posted on Wed 9 Mar 2011 3:59 PM
Insights on the Civilian Capacity Review

In response to discussions in the Security Council on civilian capacity for deployment in post conflict situations, the Secretary-General this week issued the independent report of the Senior Advisory Group on “civilian capacity in the aftermath of conflict”. It was published as both a General Assembly and Security Council document (A/65/747-S/2011/85).

The report makes a number of specific recommendations covering four key areas: enabling national ownership, working on global partnership, delivering with expertise and being nimble in the face of transitions. The main idea behind the recommendations is the creation of a system where UN staff based in conflict-affected countries are working with host-community capacities and are supported by civilians from member states with the specialised skills and experiences needed by these countries.

This report followed up the Secretary-General’s recommendation in his 11 June 2009 report on peacebuilding in the immediate aftermath of conflict that a review be undertaken to analyse how the UN and the international community can help broaden and deepen the pool of civilian experts to support the immediate capacity-development needs of countries emerging from conflict. He appointed in March 2010 a Senior Advisory Group chaired by Jean-Marie Guéhenno, former Under-Secretary-General for Peacekeeping Operations, to carry out the review.

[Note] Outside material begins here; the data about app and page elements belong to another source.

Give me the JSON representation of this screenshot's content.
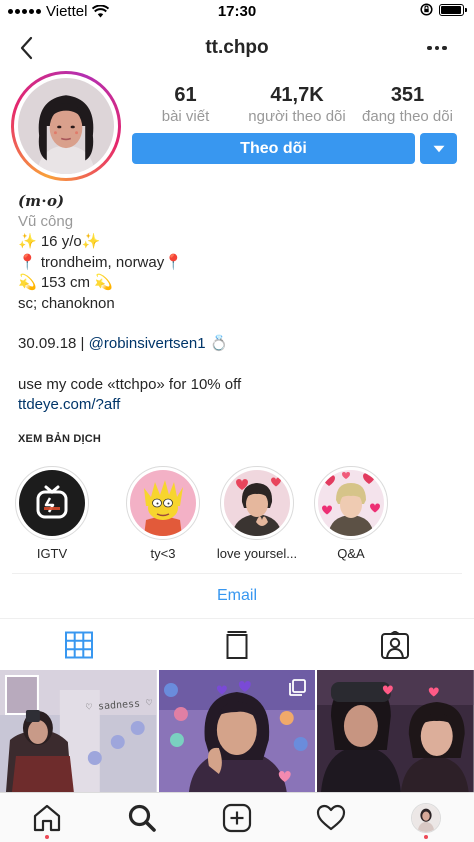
{
  "status_bar": {
    "carrier": "Viettel",
    "time": "17:30",
    "battery_level": 0.95
  },
  "nav": {
    "title": "tt.chpo"
  },
  "stats": [
    {
      "value": "61",
      "label": "bài viết"
    },
    {
      "value": "41,7K",
      "label": "người theo dõi"
    },
    {
      "value": "351",
      "label": "đang theo dõi"
    }
  ],
  "follow_button": {
    "label": "Theo dõi"
  },
  "bio": {
    "name": "(𝒎⋅𝒐)",
    "category": "Vũ công",
    "lines": [
      "✨ 16 y/o✨",
      "📍 trondheim, norway📍",
      "💫 153 cm 💫",
      "sc; chanoknon"
    ],
    "date_prefix": "30.09.18 | ",
    "mention": "@robinsivertsen1",
    "date_suffix": " 💍",
    "promo": "use my code «ttchpo» for 10% off",
    "link": "ttdeye.com/?aff"
  },
  "translate_label": "XEM BẢN DỊCH",
  "highlights": [
    {
      "label": "IGTV"
    },
    {
      "label": "ty<3"
    },
    {
      "label": "love yoursel..."
    },
    {
      "label": "Q&A"
    }
  ],
  "email_label": "Email",
  "grid": [
    {
      "caption": "♡ sadness ♡"
    },
    {
      "caption": ""
    },
    {
      "caption": ""
    }
  ],
  "colors": {
    "accent": "#3897f0",
    "text": "#262626",
    "secondary": "#999999",
    "link": "#003569",
    "notification": "#ed4956"
  },
  "icons": {
    "back": "chevron-left-icon",
    "more": "ellipsis-icon",
    "grid_tab": "grid-icon",
    "igtv_tab": "igtv-icon",
    "tagged_tab": "tagged-icon",
    "home": "home-icon",
    "search": "search-icon",
    "add": "add-post-icon",
    "activity": "heart-icon",
    "profile": "profile-avatar"
  }
}
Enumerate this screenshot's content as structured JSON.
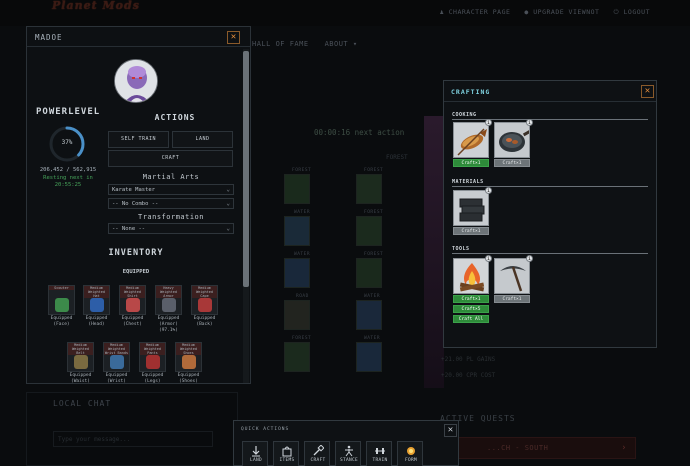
{
  "site": {
    "logo": "Planet Mods",
    "top_links": [
      "CHARACTER PAGE",
      "UPGRADE VIEWNOT",
      "LOGOUT"
    ],
    "nav": [
      "HALL OF FAME",
      "ABOUT"
    ],
    "timer_text": "00:00:16  next action",
    "biome_word": "FOREST",
    "tiles": [
      "FOREST",
      "FOREST",
      "WATER",
      "FOREST",
      "WATER",
      "FOREST",
      "ROAD",
      "WATER",
      "FOREST",
      "WATER"
    ],
    "bg_stats": [
      "+21.00 PL GAINS",
      "+20.00 CPR COST"
    ],
    "local_chat": {
      "title": "LOCAL CHAT",
      "placeholder": "Type your message..."
    },
    "quests": {
      "title": "ACTIVE QUESTS",
      "row": "...CH - SOUTH"
    }
  },
  "character": {
    "name": "MADOE",
    "powerlevel_label": "POWERLEVEL",
    "progress_percent": 37,
    "progress_text": "37%",
    "powerlevel_numbers": "206,452 / 562,915",
    "rest_status": "Resting next in\n20:55:25",
    "actions": {
      "title": "ACTIONS",
      "self_train": "SELF TRAIN",
      "land": "LAND",
      "craft": "CRAFT"
    },
    "martial_arts": {
      "title": "Martial Arts",
      "style": "Karate Master",
      "combo": "-- No Combo --"
    },
    "transformation": {
      "title": "Transformation",
      "value": "-- None --"
    },
    "inventory": {
      "title": "INVENTORY",
      "equipped_title": "EQUIPPED",
      "slots": [
        {
          "tag": "Scouter",
          "label": "Equipped\n(Face)",
          "color": "#3c8a4a"
        },
        {
          "tag": "Medium Weighted Hat",
          "label": "Equipped\n(Head)",
          "color": "#2d5ea8"
        },
        {
          "tag": "Medium Weighted Shirt",
          "label": "Equipped\n(Chest)",
          "color": "#b84848"
        },
        {
          "tag": "Heavy Weighted Armor",
          "label": "Equipped\n(Armor)\n(97.1%)",
          "color": "#5a5f6a"
        },
        {
          "tag": "Medium Weighted Cape",
          "label": "Equipped\n(Back)",
          "color": "#a83838"
        },
        {
          "tag": "Medium Weighted Belt",
          "label": "Equipped\n(Waist)",
          "color": "#7a6a40"
        },
        {
          "tag": "Medium Weighted Wrist Bands",
          "label": "Equipped\n(Wrist)",
          "color": "#3a6a9a"
        },
        {
          "tag": "Medium Weighted Pants",
          "label": "Equipped\n(Legs)",
          "color": "#a03030"
        },
        {
          "tag": "Medium Weighted Shoes",
          "label": "Equipped\n(Shoes)",
          "color": "#b06a3a"
        }
      ]
    }
  },
  "crafting": {
    "title": "CRAFTING",
    "categories": [
      {
        "name": "COOKING",
        "items": [
          {
            "icon": "grilled-fish-icon",
            "button": "Craft×1",
            "enabled": true
          },
          {
            "icon": "cooking-pan-icon",
            "button": "Craft×1",
            "enabled": false
          }
        ]
      },
      {
        "name": "MATERIALS",
        "items": [
          {
            "icon": "stone-blocks-icon",
            "button": "Craft×1",
            "enabled": false
          }
        ]
      },
      {
        "name": "TOOLS",
        "items": [
          {
            "icon": "campfire-icon",
            "button": "Craft×1",
            "enabled": true,
            "extra_buttons": [
              "Craft×5",
              "Craft All"
            ]
          },
          {
            "icon": "pickaxe-icon",
            "button": "Craft×1",
            "enabled": false
          }
        ]
      }
    ]
  },
  "quick_actions": {
    "title": "QUICK ACTIONS",
    "buttons": [
      {
        "label": "LAND",
        "icon": "land-icon"
      },
      {
        "label": "ITEMS",
        "icon": "items-icon"
      },
      {
        "label": "CRAFT",
        "icon": "craft-icon"
      },
      {
        "label": "STANCE",
        "icon": "stance-icon"
      },
      {
        "label": "TRAIN",
        "icon": "train-icon"
      },
      {
        "label": "FORM",
        "icon": "form-icon"
      }
    ]
  },
  "colors": {
    "accent_orange": "#e08a3a",
    "craft_title": "#7fd2e0",
    "craft_green": "#2e8b3a",
    "progress_ring": "#4a90c8"
  }
}
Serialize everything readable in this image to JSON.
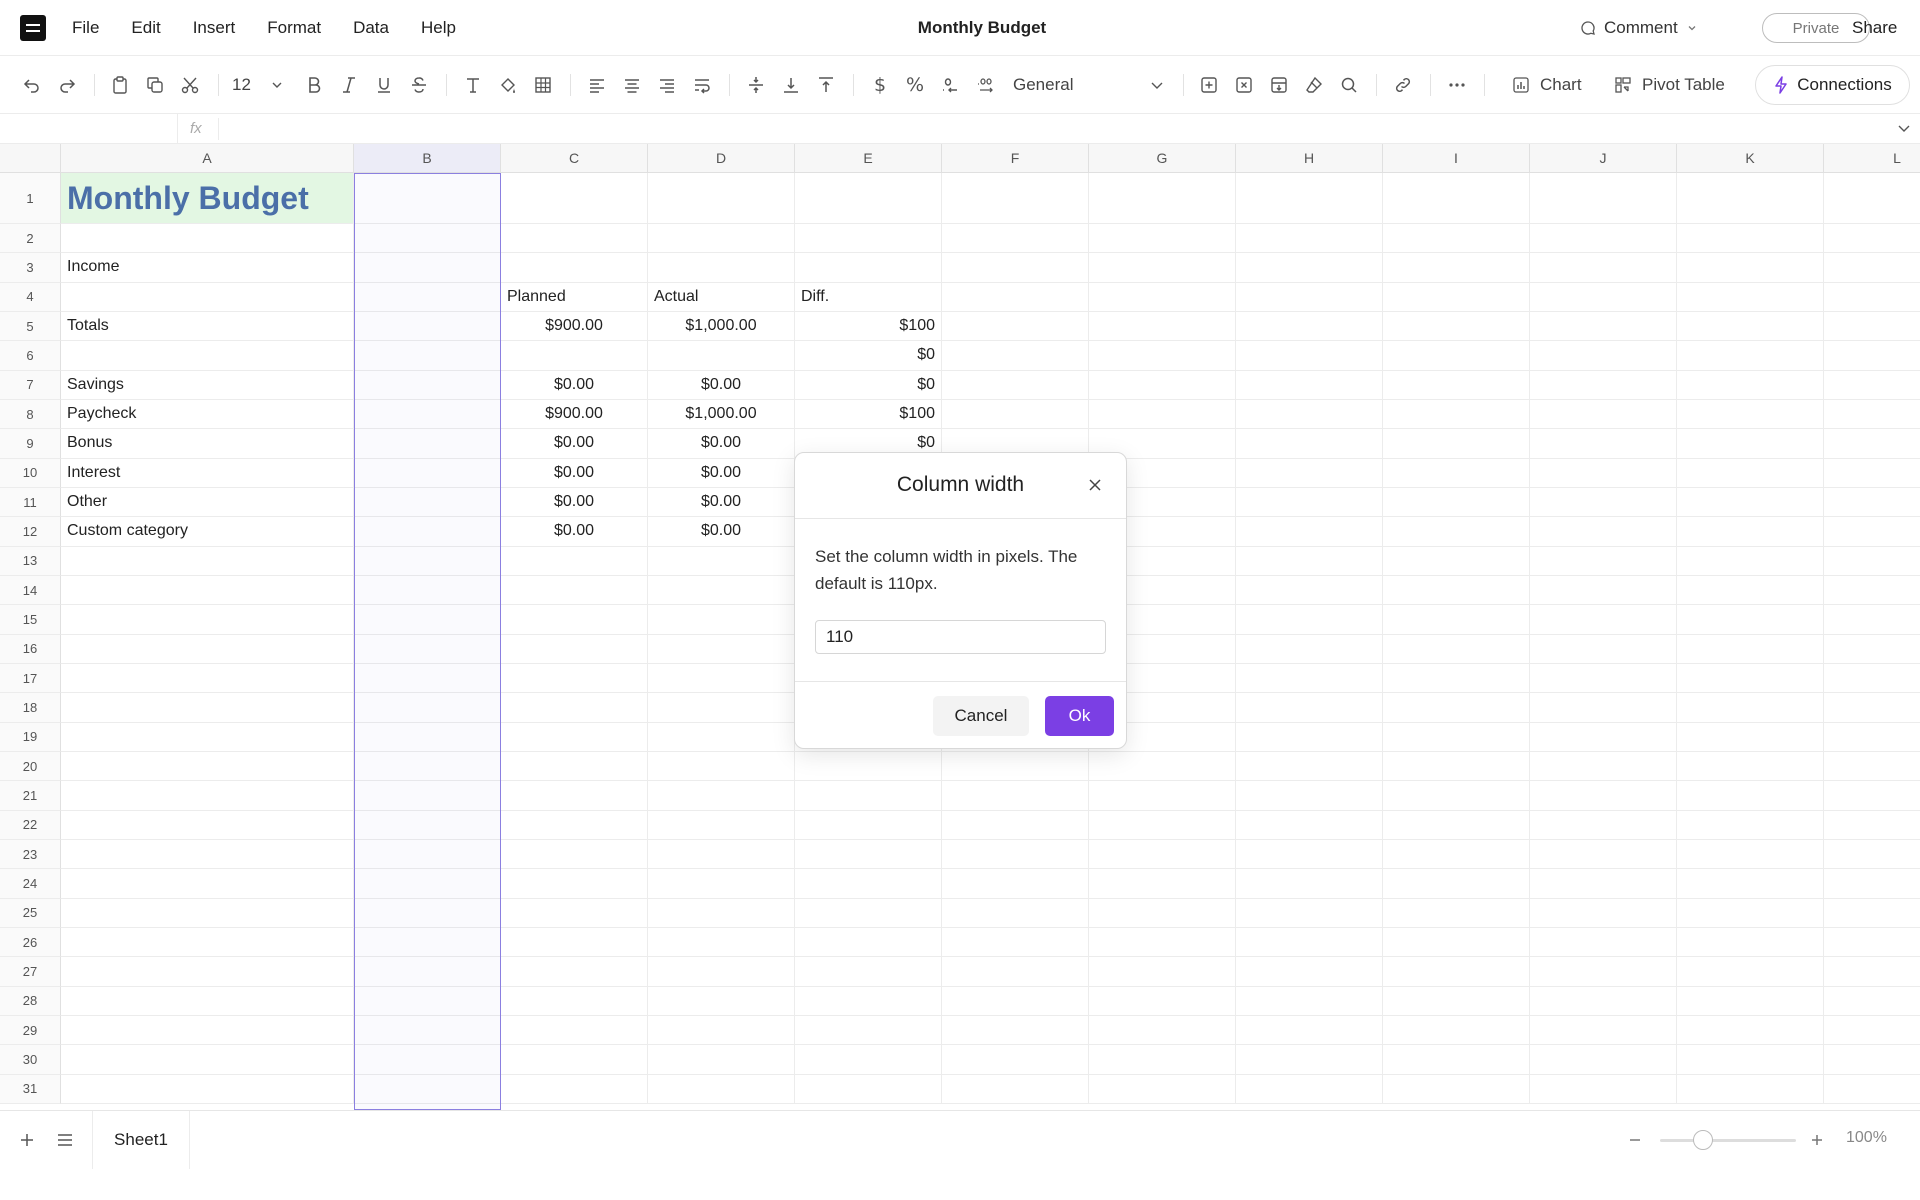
{
  "menubar": {
    "logo_icon": "app-menu-icon",
    "items": [
      "File",
      "Edit",
      "Insert",
      "Format",
      "Data",
      "Help"
    ],
    "title": "Monthly Budget",
    "comment_label": "Comment",
    "private_label": "Private",
    "share_label": "Share"
  },
  "toolbar": {
    "font_size": "12",
    "number_format": "General",
    "chart_label": "Chart",
    "pivot_label": "Pivot Table",
    "connections_label": "Connections",
    "accent_color": "#7b3fe4"
  },
  "formula_bar": {
    "fx_label": "fx",
    "value": ""
  },
  "grid": {
    "columns": [
      "A",
      "B",
      "C",
      "D",
      "E",
      "F",
      "G",
      "H",
      "I",
      "J",
      "K",
      "L"
    ],
    "selected_column": "B",
    "rows": [
      "1",
      "2",
      "3",
      "4",
      "5",
      "6",
      "7",
      "8",
      "9",
      "10",
      "11",
      "12",
      "13",
      "14",
      "15",
      "16",
      "17",
      "18",
      "19",
      "20",
      "21",
      "22",
      "23",
      "24",
      "25",
      "26",
      "27",
      "28",
      "29",
      "30",
      "31"
    ],
    "title_fill_color": "#e3f7e3",
    "title_text_color": "#4b6fa8",
    "cells": {
      "A1": "Monthly Budget",
      "A3": "Income",
      "C4": "Planned",
      "D4": "Actual",
      "E4": "Diff.",
      "A5": "Totals",
      "C5": "$900.00",
      "D5": "$1,000.00",
      "E5": "$100",
      "E6": "$0",
      "A7": "Savings",
      "C7": "$0.00",
      "D7": "$0.00",
      "E7": "$0",
      "A8": "Paycheck",
      "C8": "$900.00",
      "D8": "$1,000.00",
      "E8": "$100",
      "A9": "Bonus",
      "C9": "$0.00",
      "D9": "$0.00",
      "E9": "$0",
      "A10": "Interest",
      "C10": "$0.00",
      "D10": "$0.00",
      "A11": "Other",
      "C11": "$0.00",
      "D11": "$0.00",
      "A12": "Custom category",
      "C12": "$0.00",
      "D12": "$0.00"
    }
  },
  "bottombar": {
    "sheet_name": "Sheet1",
    "zoom": "100%",
    "zoom_level_percent": 100
  },
  "dialog": {
    "title": "Column width",
    "description": "Set the column width in pixels. The default is 110px.",
    "input_value": "110",
    "cancel_label": "Cancel",
    "ok_label": "Ok"
  }
}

As follow-up to the report the Secretary-General has set up a Steering Group made up of the head of the relevant UN bodies and led by Susana Malcorra, Under-Secretary-General for Field Support.

At this stage it is unclear at which point the Council might consider the report. The report is also expected to be taken up by the General Assembly but no date has been set as yet. Leadership on the issue among member states seems likely to devolve to Canada and Indonesia.